** Opening SUPPLIED MATERIAL block **

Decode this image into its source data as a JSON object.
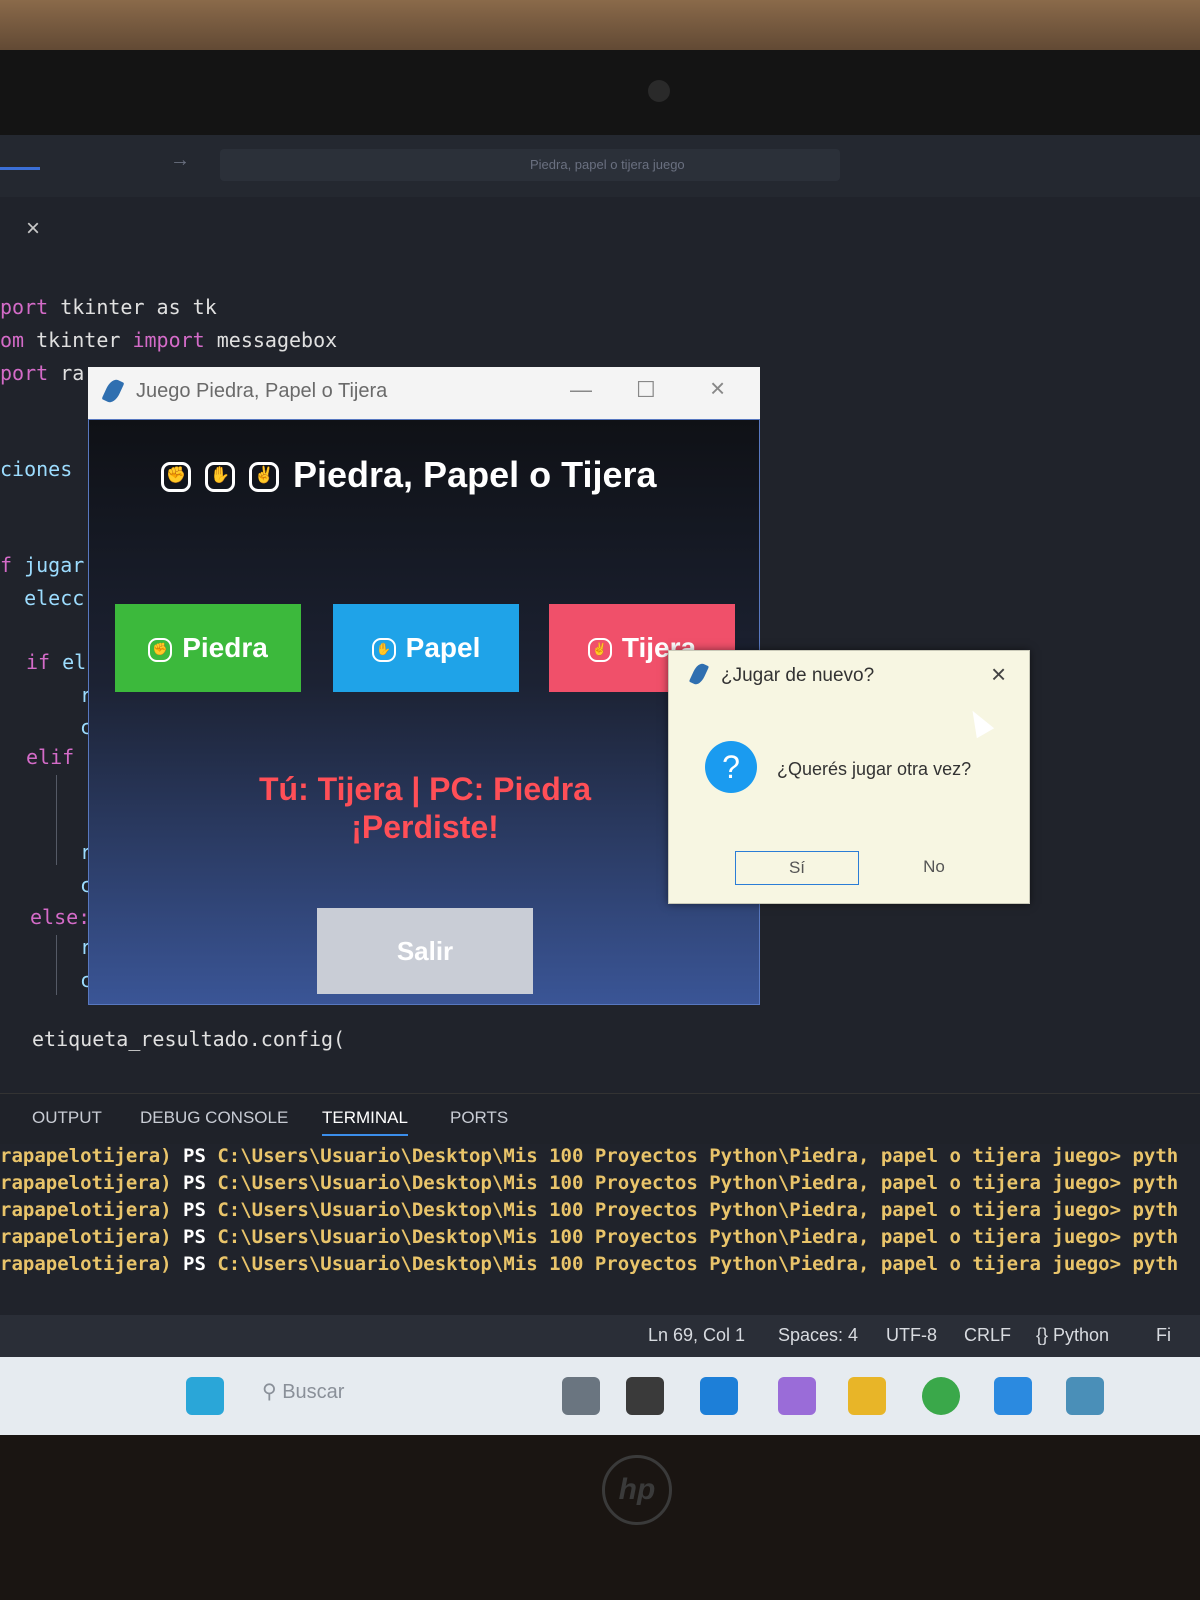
{
  "editor": {
    "search_placeholder": "Piedra, papel o tijera juego",
    "tab_close": "×",
    "code": {
      "l1_kw": "port",
      "l1_rest": " tkinter as tk",
      "l2_kw": "om",
      "l2_mid": " tkinter ",
      "l2_kw2": "import",
      "l2_rest": " messagebox",
      "l3_kw": "port",
      "l3_rest": " ra",
      "l4": "ciones",
      "l5_kw": "f",
      "l5_rest": " jugar",
      "l6": "  elecc",
      "l7_kw": "if",
      "l7_rest": " el",
      "l8": "r",
      "l9": "c",
      "l10_kw": "elif",
      "l11": "r",
      "l12": "c",
      "l13_kw": "else:",
      "l14": "r",
      "l15": "c",
      "l16": "etiqueta_resultado.config("
    }
  },
  "panel": {
    "tabs": [
      "OUTPUT",
      "DEBUG CONSOLE",
      "TERMINAL",
      "PORTS"
    ],
    "active_tab": "TERMINAL",
    "terminal_lines": [
      {
        "env": "rapapelotijera)",
        "ps": " PS ",
        "path": "C:\\Users\\Usuario\\Desktop\\Mis 100 Proyectos Python\\Piedra, papel o tijera juego>",
        "cmd": " pyth"
      },
      {
        "env": "rapapelotijera)",
        "ps": " PS ",
        "path": "C:\\Users\\Usuario\\Desktop\\Mis 100 Proyectos Python\\Piedra, papel o tijera juego>",
        "cmd": " pyth"
      },
      {
        "env": "rapapelotijera)",
        "ps": " PS ",
        "path": "C:\\Users\\Usuario\\Desktop\\Mis 100 Proyectos Python\\Piedra, papel o tijera juego>",
        "cmd": " pyth"
      },
      {
        "env": "rapapelotijera)",
        "ps": " PS ",
        "path": "C:\\Users\\Usuario\\Desktop\\Mis 100 Proyectos Python\\Piedra, papel o tijera juego>",
        "cmd": " pyth"
      },
      {
        "env": "rapapelotijera)",
        "ps": " PS ",
        "path": "C:\\Users\\Usuario\\Desktop\\Mis 100 Proyectos Python\\Piedra, papel o tijera juego>",
        "cmd": " pyth"
      }
    ]
  },
  "statusbar": {
    "position": "Ln 69, Col 1",
    "spaces": "Spaces: 4",
    "encoding": "UTF-8",
    "eol": "CRLF",
    "language": "{} Python",
    "extra": "Fi"
  },
  "taskbar": {
    "search_label": "Buscar"
  },
  "game_window": {
    "title": "Juego Piedra, Papel o Tijera",
    "heading": "Piedra, Papel o Tijera",
    "buttons": [
      {
        "label": "Piedra",
        "color": "#3cb93c"
      },
      {
        "label": "Papel",
        "color": "#1fa3e8"
      },
      {
        "label": "Tijera",
        "color": "#f0506a"
      }
    ],
    "result_line1": "Tú: Tijera | PC: Piedra",
    "result_line2": "¡Perdiste!",
    "exit_label": "Salir"
  },
  "dialog": {
    "title": "¿Jugar de nuevo?",
    "message": "¿Querés jugar otra vez?",
    "yes_label": "Sí",
    "no_label": "No",
    "close": "×",
    "question_mark": "?"
  },
  "colors": {
    "terminal_env": "#e9c46a",
    "result_text": "#ff4f57",
    "keyword": "#d46bc8"
  }
}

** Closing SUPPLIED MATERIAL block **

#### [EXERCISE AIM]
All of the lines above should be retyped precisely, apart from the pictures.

#### [ANSWER BELOW]
Decode this image into its source data as a JSON object.
{
  "editor": {
    "search_placeholder": "Piedra, papel o tijera juego",
    "tab_close": "×",
    "code": {
      "l1_kw": "port",
      "l1_rest": " tkinter as tk",
      "l2_kw": "om",
      "l2_mid": " tkinter ",
      "l2_kw2": "import",
      "l2_rest": " messagebox",
      "l3_kw": "port",
      "l3_rest": " ra",
      "l4": "ciones",
      "l5_kw": "f",
      "l5_rest": " jugar",
      "l6": "  elecc",
      "l7_kw": "if",
      "l7_rest": " el",
      "l8": "r",
      "l9": "c",
      "l10_kw": "elif",
      "l11": "r",
      "l12": "c",
      "l13_kw": "else:",
      "l14": "r",
      "l15": "c",
      "l16": "etiqueta_resultado.config("
    }
  },
  "panel": {
    "tabs": [
      "OUTPUT",
      "DEBUG CONSOLE",
      "TERMINAL",
      "PORTS"
    ],
    "active_tab": "TERMINAL",
    "terminal_lines": [
      {
        "env": "rapapelotijera)",
        "ps": " PS ",
        "path": "C:\\Users\\Usuario\\Desktop\\Mis 100 Proyectos Python\\Piedra, papel o tijera juego>",
        "cmd": " pyth"
      },
      {
        "env": "rapapelotijera)",
        "ps": " PS ",
        "path": "C:\\Users\\Usuario\\Desktop\\Mis 100 Proyectos Python\\Piedra, papel o tijera juego>",
        "cmd": " pyth"
      },
      {
        "env": "rapapelotijera)",
        "ps": " PS ",
        "path": "C:\\Users\\Usuario\\Desktop\\Mis 100 Proyectos Python\\Piedra, papel o tijera juego>",
        "cmd": " pyth"
      },
      {
        "env": "rapapelotijera)",
        "ps": " PS ",
        "path": "C:\\Users\\Usuario\\Desktop\\Mis 100 Proyectos Python\\Piedra, papel o tijera juego>",
        "cmd": " pyth"
      },
      {
        "env": "rapapelotijera)",
        "ps": " PS ",
        "path": "C:\\Users\\Usuario\\Desktop\\Mis 100 Proyectos Python\\Piedra, papel o tijera juego>",
        "cmd": " pyth"
      }
    ]
  },
  "statusbar": {
    "position": "Ln 69, Col 1",
    "spaces": "Spaces: 4",
    "encoding": "UTF-8",
    "eol": "CRLF",
    "language": "{} Python",
    "extra": "Fi"
  },
  "taskbar": {
    "search_label": "Buscar"
  },
  "game_window": {
    "title": "Juego Piedra, Papel o Tijera",
    "heading": "Piedra, Papel o Tijera",
    "buttons": [
      {
        "label": "Piedra",
        "color": "#3cb93c"
      },
      {
        "label": "Papel",
        "color": "#1fa3e8"
      },
      {
        "label": "Tijera",
        "color": "#f0506a"
      }
    ],
    "result_line1": "Tú: Tijera | PC: Piedra",
    "result_line2": "¡Perdiste!",
    "exit_label": "Salir"
  },
  "dialog": {
    "title": "¿Jugar de nuevo?",
    "message": "¿Querés jugar otra vez?",
    "yes_label": "Sí",
    "no_label": "No",
    "close": "×",
    "question_mark": "?"
  },
  "colors": {
    "terminal_env": "#e9c46a",
    "result_text": "#ff4f57",
    "keyword": "#d46bc8"
  }
}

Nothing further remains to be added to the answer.